We’ve all been there with days from hell and full of drama. From strong personalities to unavoidable accidents – sometimes it’s just best to pause before reacting. If you react to the frustrating negative things, you open the door to more negativity and more drama. Has reacting ever made a situation better for you? Highly doubt it.
Control your attitude
We know how easy it is to unleash the fury by reacting, but we also know that success involves lots of challenging tasks and controlling your attitude is just another one of them. Do the difficult task of thinking through the case at hand and choosing the solution most practical regardless of the challenge. Author Lance Tyson puts it this way, “A successful person is totally focused on the result. An unsuccessful person is worried about how it feels doing it.”
Space out your challenge and response
As mentioned, before reacting take a pause, deep breath, and reflect until you find your inner calm. Sometimes this may take more than a brief moment – take whatever time you need to feel ready to face the drama head on. How you interpret a situation dictates your experience, but these interpretations are not always accurate.
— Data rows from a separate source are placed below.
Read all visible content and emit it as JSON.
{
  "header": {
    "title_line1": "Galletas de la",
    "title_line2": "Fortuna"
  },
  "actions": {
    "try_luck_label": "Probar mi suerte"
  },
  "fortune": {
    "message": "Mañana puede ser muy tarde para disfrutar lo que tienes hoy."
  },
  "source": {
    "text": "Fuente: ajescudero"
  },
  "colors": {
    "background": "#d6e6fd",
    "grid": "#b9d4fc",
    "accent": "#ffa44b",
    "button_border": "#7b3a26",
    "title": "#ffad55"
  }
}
Sue Hawkes, author of Chasing Perfection: Shatter the Illusion; Minimize Self-Doubt and Maximize Success writes:
We just go along for the ride with whatever emotional reaction we have when, instead, we could ask ourselves, “Wait a second, are these thoughts even true? Am I seeing things as they are, or am I reacting to something that’s happened in the past?” Often our external responses to challenges are based on things we’ve internalized that have no basis in fact–and those “things” can be negative and self-defeating, challenging our internal sense of peace and groundedness.
Remember that reacting & responding are two different things
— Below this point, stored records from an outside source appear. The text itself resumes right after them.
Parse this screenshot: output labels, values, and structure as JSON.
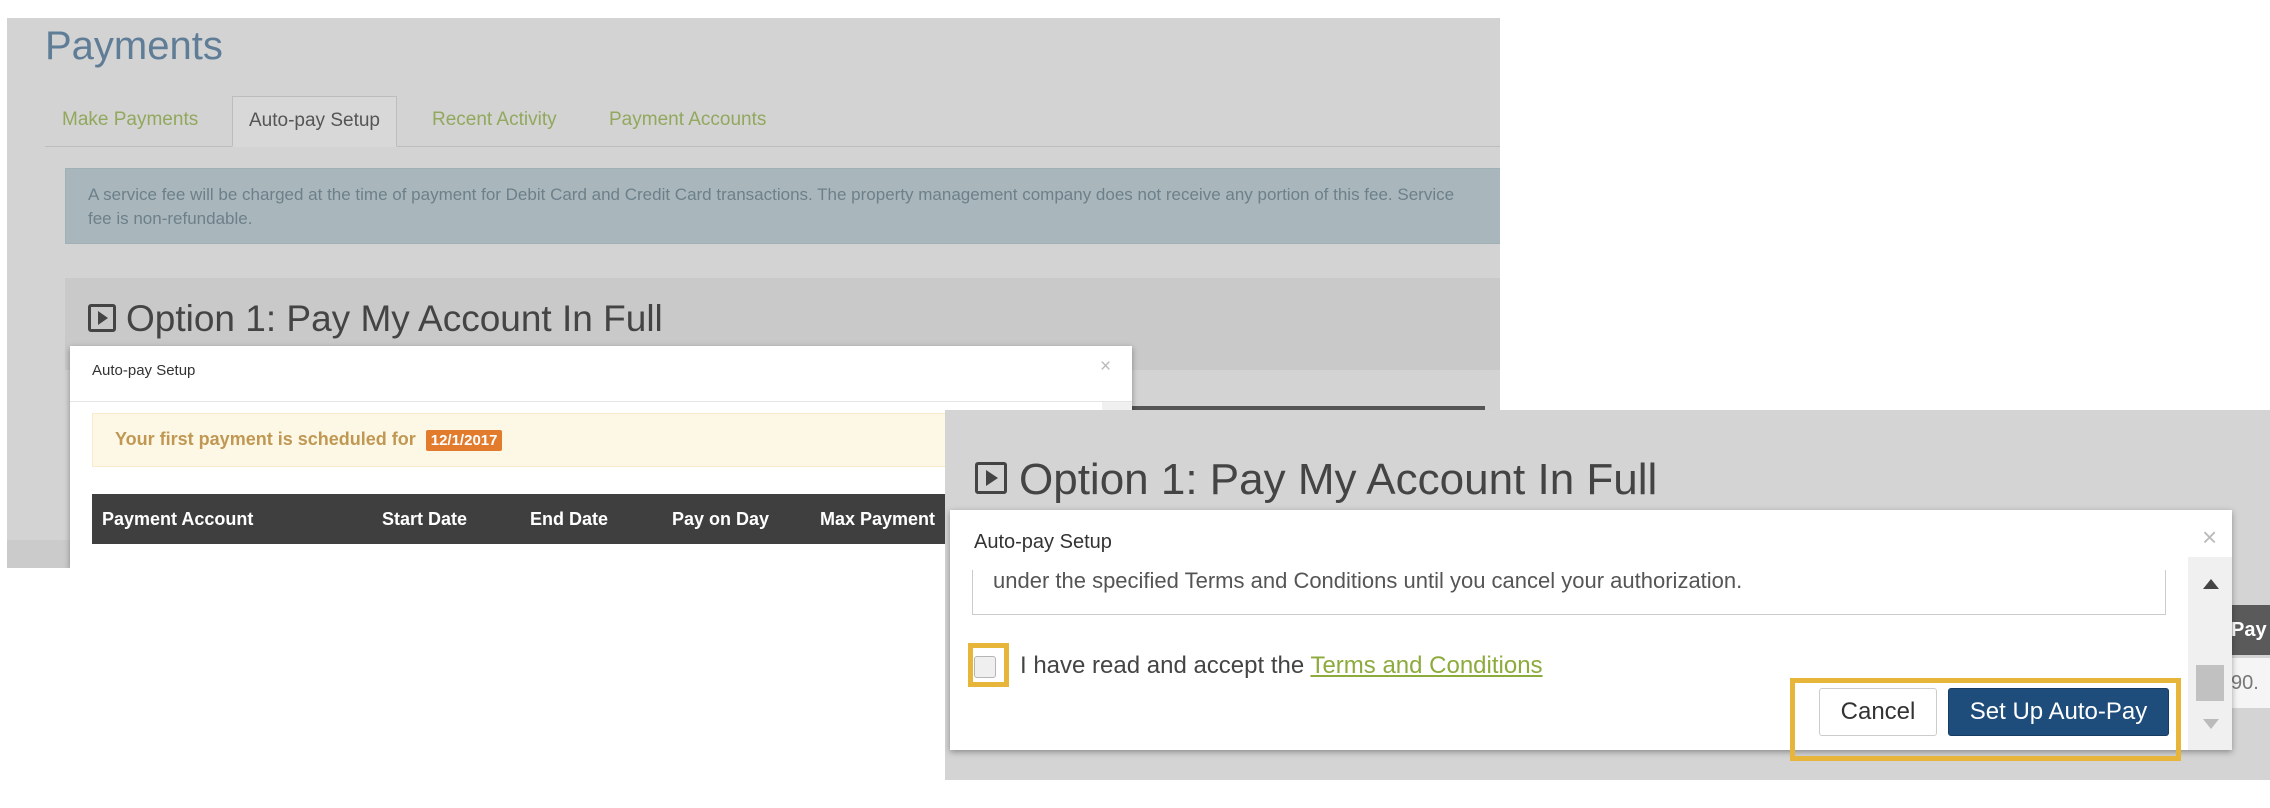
{
  "page": {
    "title": "Payments"
  },
  "tabs": [
    {
      "label": "Make Payments"
    },
    {
      "label": "Auto-pay Setup"
    },
    {
      "label": "Recent Activity"
    },
    {
      "label": "Payment Accounts"
    }
  ],
  "notice": {
    "text": "A service fee will be charged at the time of payment for Debit Card and Credit Card transactions. The property management company does not receive any portion of this fee. Service fee is non-refundable."
  },
  "option1": {
    "title": "Option 1: Pay My Account In Full"
  },
  "modal1": {
    "title": "Auto-pay Setup",
    "close": "×",
    "alert_text": "Your first payment is scheduled for",
    "alert_date": "12/1/2017",
    "columns": [
      "Payment Account",
      "Start Date",
      "End Date",
      "Pay on Day",
      "Max Payment"
    ]
  },
  "zoom": {
    "option_title": "Option 1: Pay My Account In Full",
    "modal_title": "Auto-pay Setup",
    "close": "×",
    "terms_text_partial": "under the specified Terms and Conditions until you cancel your authorization.",
    "accept_prefix": "I have read and accept the",
    "terms_link": "Terms and Conditions",
    "cancel_label": "Cancel",
    "setup_label": "Set Up Auto-Pay",
    "right_header_partial": "Pay",
    "right_value_partial": "90."
  },
  "colors": {
    "highlight": "#e8b53b",
    "primary_button": "#1e4d7b",
    "link_green": "#8dab3d",
    "date_badge": "#e37b2d",
    "page_title": "#5f7d97"
  }
}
Responding involves careful thought creating responses that are mature, well presented, and also shows respect to other parties involved. Reacting is acting without thought creating responses that can be aggressive, poorly presented, and disrespectful. Richard B. Joelson, a clinical social work psychotherapist in the United States quotes, “When people who are struggling with being too reactive recognise the damage it can do and start to deliberately formulate thoughtful responses, rather than impulsive reactions, their interactions begin to reflect a higher degree of emotional competency. As a result, they live with much less regret and lessen the need to repair the damage to their relationships with others.”
Don’t let it continue
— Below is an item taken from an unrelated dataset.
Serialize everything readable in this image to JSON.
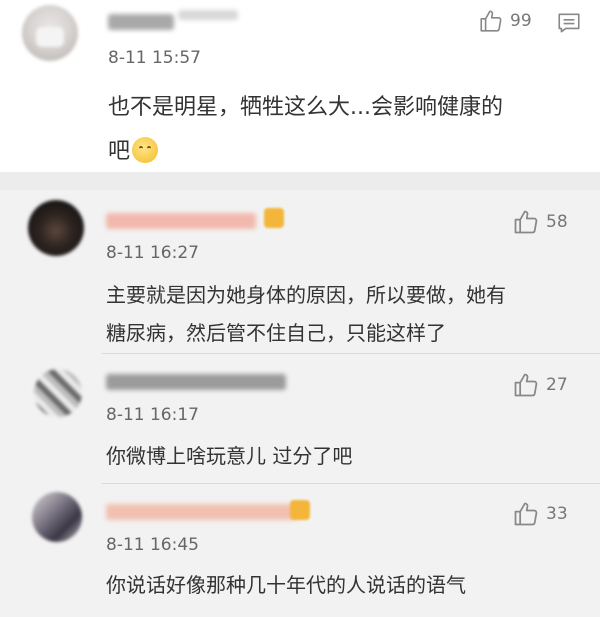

Once you have found a solution and responded appropriately, put the drama to rest. As long as it has been tackled wisely, it won’t continue, but some situations are unpredictable. Don’t let it continue, but if it does keep your cool and respond wisely…again.